Abstract –Firewalls are needed in electrical utility companies to protect their substations, control centers and their communication with the balancing authorities. Firewalls also allow the creation of demilitarized zones (DMZ’s) in the utilities, where information about the utility’s operation can be accessed by the corporate network and outside contractors. As an additional step in creating a cyber topology for a synthetic power system, in this paper we model an electrical utility and the main data flows in and out of its control center. This allows the creation of use cases and firewall rules for each case. The path of selected use cases are analyzed in terms of open ports and risk level.

Data Processing and Model Selection for Machine Learning-based Network Intrusion Detection by Abhijeet Sahu, Zeyu Mao, Katherine Davis and Ana E Goulart (Texas A&M University, USA)

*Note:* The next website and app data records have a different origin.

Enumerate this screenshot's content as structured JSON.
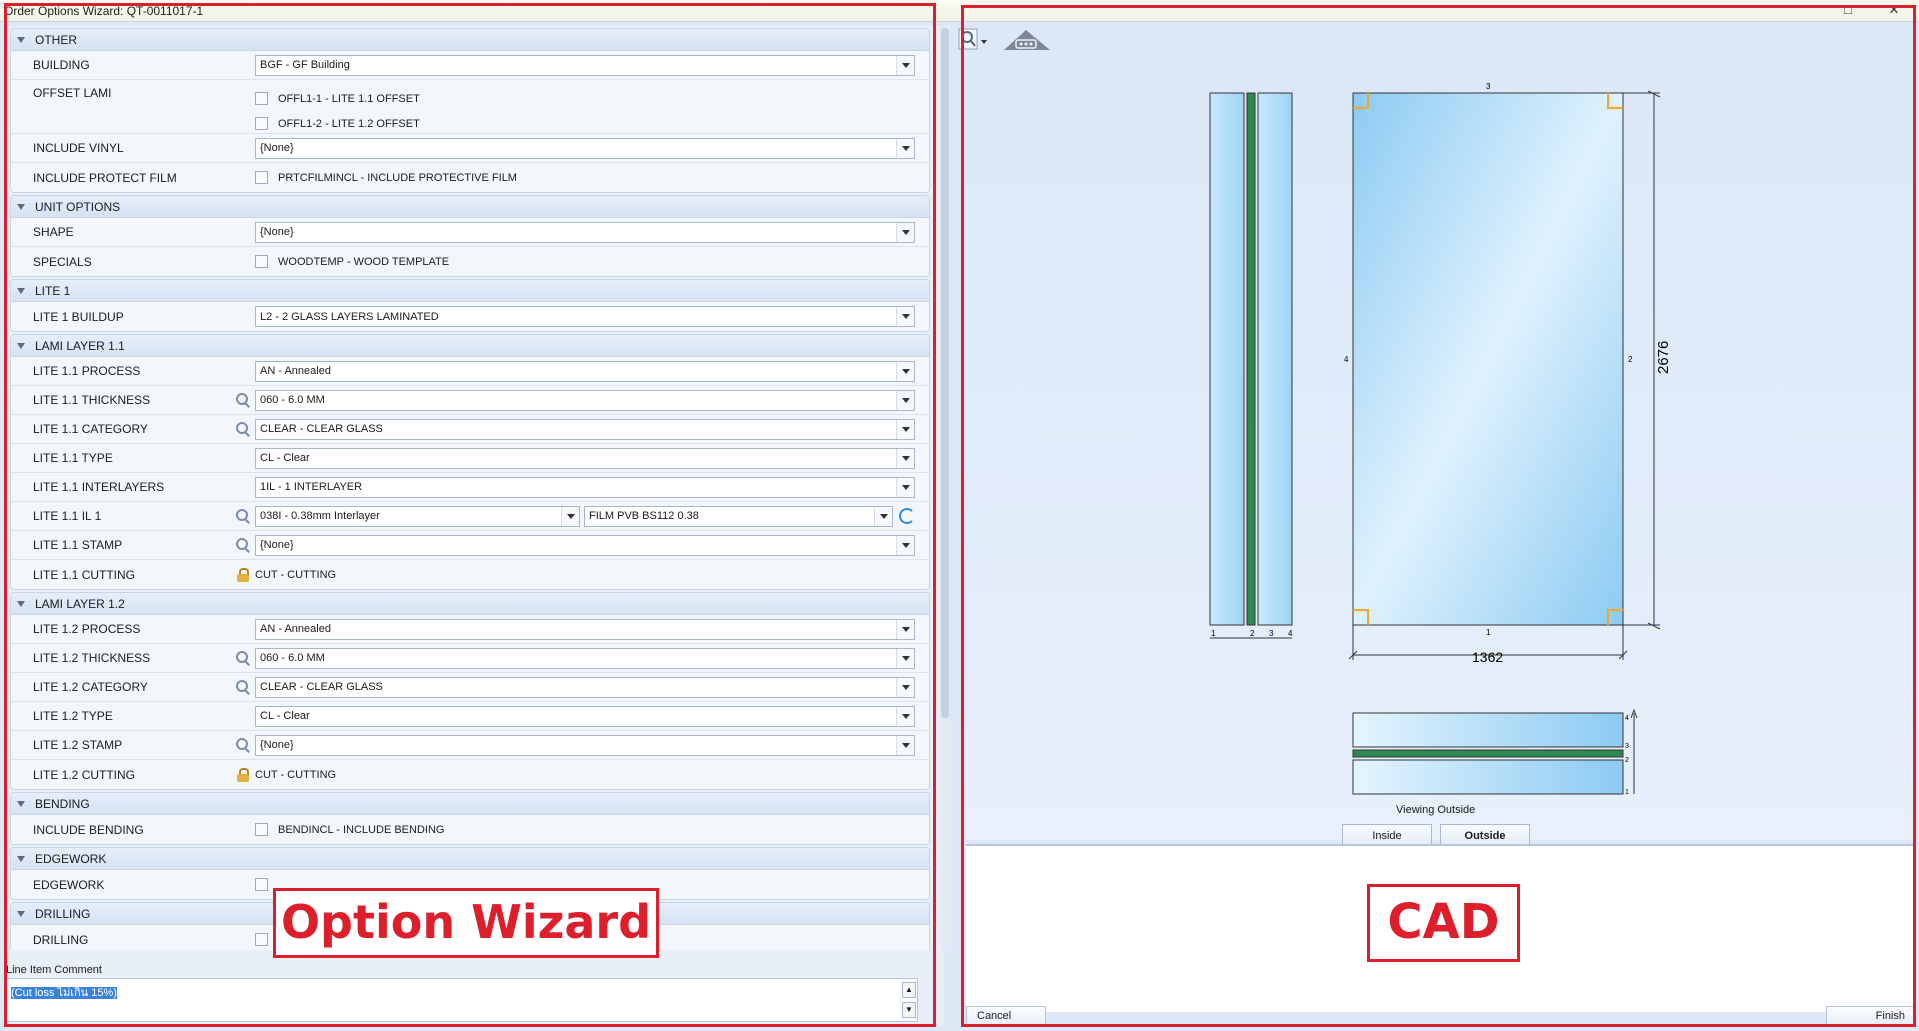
{
  "window": {
    "title": "Order Options Wizard: QT-0011017-1"
  },
  "wizard": {
    "sections": [
      {
        "title": "OTHER",
        "rows": [
          {
            "label": "BUILDING",
            "type": "combo",
            "value": "BGF - GF Building"
          },
          {
            "label": "OFFSET LAMI",
            "type": "checks",
            "options": [
              "OFFL1-1 - LITE 1.1 OFFSET",
              "OFFL1-2 - LITE 1.2 OFFSET"
            ]
          },
          {
            "label": "INCLUDE VINYL",
            "type": "combo",
            "value": "{None}"
          },
          {
            "label": "INCLUDE PROTECT FILM",
            "type": "check",
            "option": "PRTCFILMINCL - INCLUDE PROTECTIVE FILM"
          }
        ]
      },
      {
        "title": "UNIT OPTIONS",
        "rows": [
          {
            "label": "SHAPE",
            "type": "combo",
            "value": "{None}"
          },
          {
            "label": "SPECIALS",
            "type": "check",
            "option": "WOODTEMP - WOOD TEMPLATE"
          }
        ]
      },
      {
        "title": "LITE 1",
        "rows": [
          {
            "label": "LITE 1 BUILDUP",
            "type": "combo",
            "value": "L2 - 2 GLASS LAYERS LAMINATED"
          }
        ]
      },
      {
        "title": "LAMI LAYER 1.1",
        "rows": [
          {
            "label": "LITE 1.1 PROCESS",
            "type": "combo",
            "value": "AN - Annealed"
          },
          {
            "label": "LITE 1.1 THICKNESS",
            "type": "combo",
            "icon": "search",
            "value": "060 - 6.0 MM"
          },
          {
            "label": "LITE 1.1 CATEGORY",
            "type": "combo",
            "icon": "search",
            "value": "CLEAR - CLEAR GLASS"
          },
          {
            "label": "LITE 1.1 TYPE",
            "type": "combo",
            "value": "CL - Clear"
          },
          {
            "label": "LITE 1.1 INTERLAYERS",
            "type": "combo",
            "value": "1IL - 1 INTERLAYER"
          },
          {
            "label": "LITE 1.1 IL 1",
            "type": "dual",
            "icon": "search",
            "value": "038I - 0.38mm Interlayer",
            "value2": "FILM PVB BS112 0.38"
          },
          {
            "label": "LITE 1.1 STAMP",
            "type": "combo",
            "icon": "search",
            "value": "{None}"
          },
          {
            "label": "LITE 1.1 CUTTING",
            "type": "locked",
            "icon": "lock",
            "value": "CUT - CUTTING"
          }
        ]
      },
      {
        "title": "LAMI LAYER 1.2",
        "rows": [
          {
            "label": "LITE 1.2 PROCESS",
            "type": "combo",
            "value": "AN - Annealed"
          },
          {
            "label": "LITE 1.2 THICKNESS",
            "type": "combo",
            "icon": "search",
            "value": "060 - 6.0 MM"
          },
          {
            "label": "LITE 1.2 CATEGORY",
            "type": "combo",
            "icon": "search",
            "value": "CLEAR - CLEAR GLASS"
          },
          {
            "label": "LITE 1.2 TYPE",
            "type": "combo",
            "value": "CL - Clear"
          },
          {
            "label": "LITE 1.2 STAMP",
            "type": "combo",
            "icon": "search",
            "value": "{None}"
          },
          {
            "label": "LITE 1.2 CUTTING",
            "type": "locked",
            "icon": "lock",
            "value": "CUT - CUTTING"
          }
        ]
      },
      {
        "title": "BENDING",
        "rows": [
          {
            "label": "INCLUDE BENDING",
            "type": "check",
            "option": "BENDINCL - INCLUDE BENDING"
          }
        ]
      },
      {
        "title": "EDGEWORK",
        "rows": [
          {
            "label": "EDGEWORK",
            "type": "check",
            "option": ""
          }
        ]
      },
      {
        "title": "DRILLING",
        "rows": [
          {
            "label": "DRILLING",
            "type": "check",
            "option": ""
          }
        ]
      }
    ],
    "comment_label": "Line Item Comment",
    "comment_value": "(Cut loss ไม่เกิน 15%)"
  },
  "cad": {
    "side_labels": [
      "1",
      "2",
      "3",
      "4"
    ],
    "edge_labels": {
      "top": "3",
      "bottom": "1",
      "left": "4",
      "right": "2"
    },
    "width_dim": "1362",
    "height_dim": "2676",
    "section_labels": [
      "4",
      "3",
      "2",
      "1"
    ],
    "viewing_label": "Viewing Outside",
    "inside_button": "Inside",
    "outside_button": "Outside"
  },
  "footer": {
    "cancel": "Cancel",
    "finish": "Finish"
  },
  "annotations": {
    "left_label": "Option Wizard",
    "right_label": "CAD"
  },
  "colors": {
    "annotation": "#dd1f2c",
    "glass_light": "#dff2fd",
    "glass_dark": "#8ccaf2",
    "interlayer": "#2f8a52",
    "corner": "#f0a830"
  }
}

Abstract – Signature-based Intrusion Detection Systems (IDSes) such as Snort, BRO or Suricata depend on specific patterns and byte sequences in network traffic to detect intrusions; hence, they cannot prevent intrusions for unknown zero-day attacks. Various anomaly-based IDSes that have been proposed based on machine learning (ML) techniques incur high false positives. To overcome this, we explore different types of data processing, i.e. data balancing, feature correlation, normalization, and feature reduction, and whether they are necessary for datasets with different feature dimensions: Coburg Intrusion Detection Data Sets (CIDDS) with five features and Knowledge Discovery and Data Mining (KDD) with 41 features. Further, we perform model selection by comparing the performance of various linear and non-linear classifiers. Generally, our results show that non- linear classifiers outperformed linear ones and that using data balancing and normalization improves the overall accuracy for most classifiers.